The extracellular domain is composed of the ligand-binding Glob (Globular domain), a Cys (Cystein)-rich region and two Fn (Fibronectin) Type-III repeats. The cytoplasmic part of is divided into four functional units; the juxtamembrane domain that contains two conserved residues, a classical protein tyrosine kinase domain (Eph Kinase), a SAM (Sterile Alpha Motif) and PBM (PDZ-domain Binding Motif). Upon the formation of cell-cell contact, signaling through the results in modulation of integrin activity and reorganization of the actin cytoskeleton. As a result, Ephs generate adhesive or repulsive signals, and in the neural system guide the movement of axonal growth cones, cell migration, and synapse formation (Ref.2). On ligand engagement each member of the receptor dimmer autophosphorylate several tyrosine residues that is located in the intracellular part of the partner receptor. Autophosphorylation of juxtamembrane tyrosine residues is required for full activation of the protein tyrosine kinase domain of the receptor. Once the receptor is activated, adaptor molecules such as the SH2, SHP2-FAK (Focal Adhesion Kinase), the p110Gamma isoform of PI3K (Phosphatidylinositol 3-Kinase) associate with it to transmit signals into the cell (Ref.3). EphA Receptors directly activate Rho GTPases through the exchange factor Ephexin. Exchange factors activate GTPases by catalyzing the replacement of GDP with GTP. Ephexin is preferentially expressed in the nervous system and constitutively binds the kinase domain of EphA Receptors. The activation of RhoA by Ephexin engages its downstream effector Rho Kinase (ROCK), which in turn activates LIMK (LIM Kinase), thereby modulating actin dynamics via phosphorylation of Cofilin. Other antagonistic GTPases mediating growth cone mobility signals, such as Rac1, CDC42 and PAK (p21-Activated Kinase) are also simultaneously downregulated. During synaptogenesis, the Eph Receptors help establish and modify the postsynaptic specialization by transmitting signals to the actin cytoskeleton through the Rho-family of GTPases. Intriguingly, EphA/EphrinA signals mediate a form of crosstalk between glial cells and neurons, which regulates the morphology of excitatory synapses in the mature hippocampus (Ref.4).

EphrinA ligands can also convey reverse signals that modify cell behavior.
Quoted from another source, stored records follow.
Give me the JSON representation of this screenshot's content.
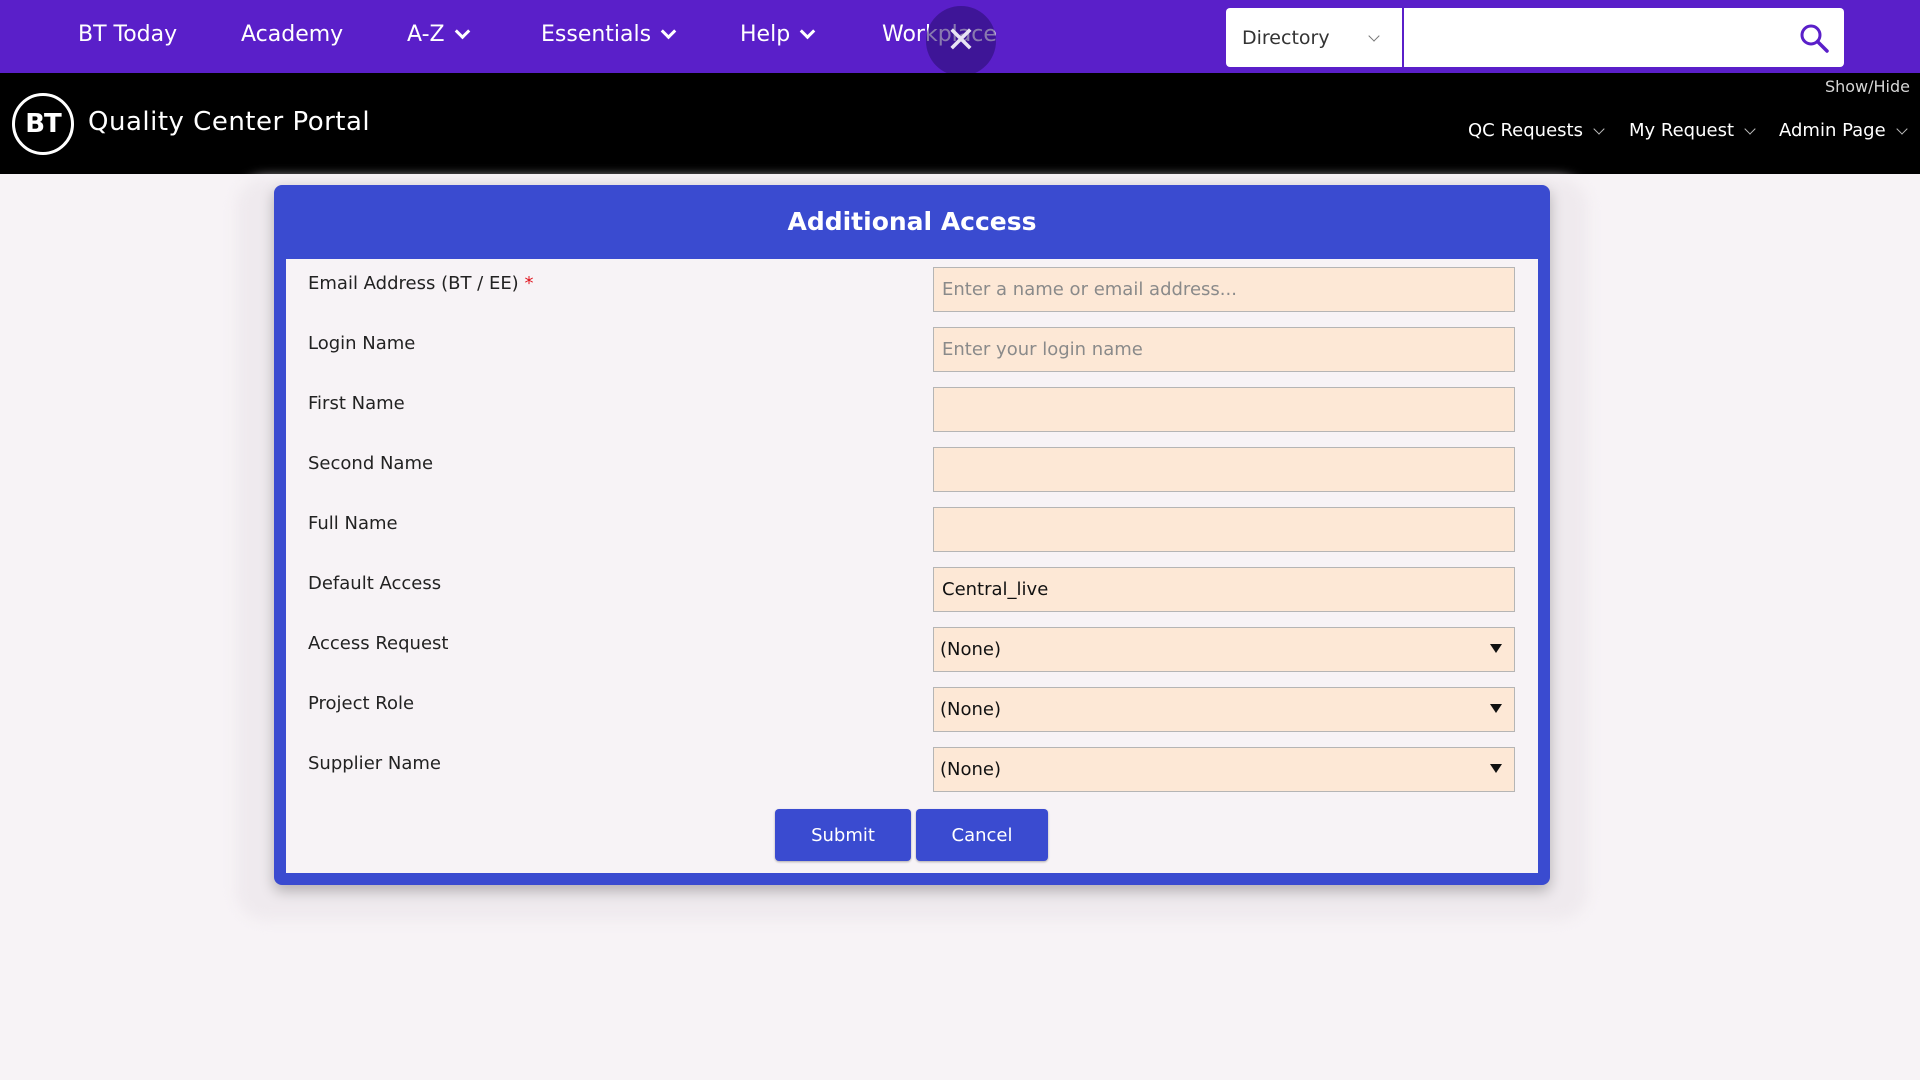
{
  "topnav": {
    "items": [
      {
        "label": "BT Today"
      },
      {
        "label": "Academy"
      },
      {
        "label": "A-Z"
      },
      {
        "label": "Essentials"
      },
      {
        "label": "Help"
      },
      {
        "label": "Workplace"
      }
    ],
    "directory_label": "Directory",
    "search_value": "",
    "close_icon": "close-icon",
    "search_icon": "search-icon"
  },
  "header": {
    "logo_text": "BT",
    "title": "Quality Center Portal",
    "show_hide": "Show/Hide",
    "menus": [
      {
        "label": "QC Requests"
      },
      {
        "label": "My Request"
      },
      {
        "label": "Admin Page"
      }
    ]
  },
  "dialog": {
    "title": "Additional Access",
    "fields": {
      "email": {
        "label": "Email Address (BT / EE)",
        "required_mark": "*",
        "value": "",
        "placeholder": "Enter a name or email address..."
      },
      "login": {
        "label": "Login Name",
        "value": "",
        "placeholder": "Enter your login name"
      },
      "first_name": {
        "label": "First Name",
        "value": ""
      },
      "second_name": {
        "label": "Second Name",
        "value": ""
      },
      "full_name": {
        "label": "Full Name",
        "value": ""
      },
      "default_access": {
        "label": "Default Access",
        "value": "Central_live"
      },
      "access_request": {
        "label": "Access Request",
        "value": "(None)"
      },
      "project_role": {
        "label": "Project Role",
        "value": "(None)"
      },
      "supplier_name": {
        "label": "Supplier Name",
        "value": "(None)"
      }
    },
    "submit_label": "Submit",
    "cancel_label": "Cancel"
  },
  "colors": {
    "topbar": "#5a1fc9",
    "header": "#000000",
    "dialog_accent": "#3a4bd0",
    "input_bg": "#fde8d6",
    "required": "#e0141e"
  }
}
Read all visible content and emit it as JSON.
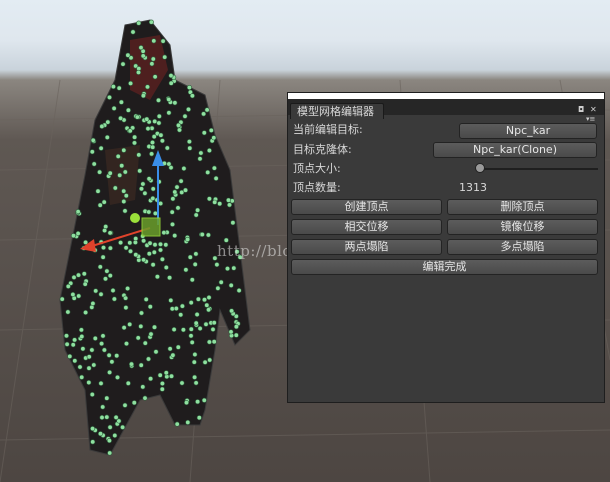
{
  "window": {
    "tab_title": "模型网格编辑器",
    "menu_icon": "tab-menu-icon",
    "maximize_icon": "maximize-icon",
    "close_icon": "close-icon"
  },
  "fields": {
    "target_label": "当前编辑目标:",
    "target_value": "Npc_kar",
    "clone_label": "目标克隆体:",
    "clone_value": "Npc_kar(Clone)",
    "vertex_size_label": "顶点大小:",
    "vertex_size_value": 0.0,
    "vertex_count_label": "顶点数量:",
    "vertex_count_value": "1313"
  },
  "buttons": {
    "create_vertex": "创建顶点",
    "delete_vertex": "删除顶点",
    "intersect_move": "相交位移",
    "mirror_move": "镜像位移",
    "two_point_collapse": "两点塌陷",
    "multi_point_collapse": "多点塌陷",
    "finish_edit": "编辑完成"
  },
  "watermark": "http://blog.csdn.net/",
  "colors": {
    "panel_bg": "#3a3a3a",
    "vertex_point": "#8fe0a0",
    "gizmo_x": "#e0432b",
    "gizmo_y": "#3a8ee8",
    "gizmo_center": "#9be03a"
  }
}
The EphrinA molecules, like many GPI-anchored proteins, are targeted to lipid rafts, where they presumably assemble into protein complexes that transduce intracellular signals. Clustering of EphrinA molecules with EphA-fusion proteins recruits the Src family kinase Fyn to lipid rafts. This is accompanied by the redistribution of Vinculin, activation of MAPK (Mitogen Activated Protein Kinase), tyrosine phosphorylation of a p120 KD lipid raft protein, and increased cell substrate adhesion (Ref.5). EphrinA reverse signal is also modulated by cell surface shedding of the ligand through its association with the metalloprotease ADAM10. Upon binding of EphA Receptors, ADAM10 cleaves EphrinA2 from the cell surface. This serves a dual function. EphrinA cleavage from the cell surface allows -bearing structures such as growth cones to change their response to EphrinA molecules from adhesion to repulsion. In addition, the cleaved ligand is no longer able to transmit signals or activate EphA Receptors, and hence both reverse and forward signaling is terminated.

Eph receptors and their ligands have been implicated in developmental patterning events, including assembly of the vasculature, retinotectal axonal targeting, and developmental segmentation of embryonic tissues into boundary zones defined by reciprocal spatial gradients of ligands and their receptors. Eph proteins also play a critical role in the cellular organization and function of non-neural tissues. Furthermore, Eph proteins play a role in platelet clustering and hence may be important for blood clotting at sites of vascular injury. The EphA Receptors tyrosine kinases play a central role in the establishment of topographic maps in the vertebrate visual system. They are expressed in a graded fashion, with high levels in retinal ganglion cell axons in the temporal retina, and low levels on axons from the nasal retina (Ref.6).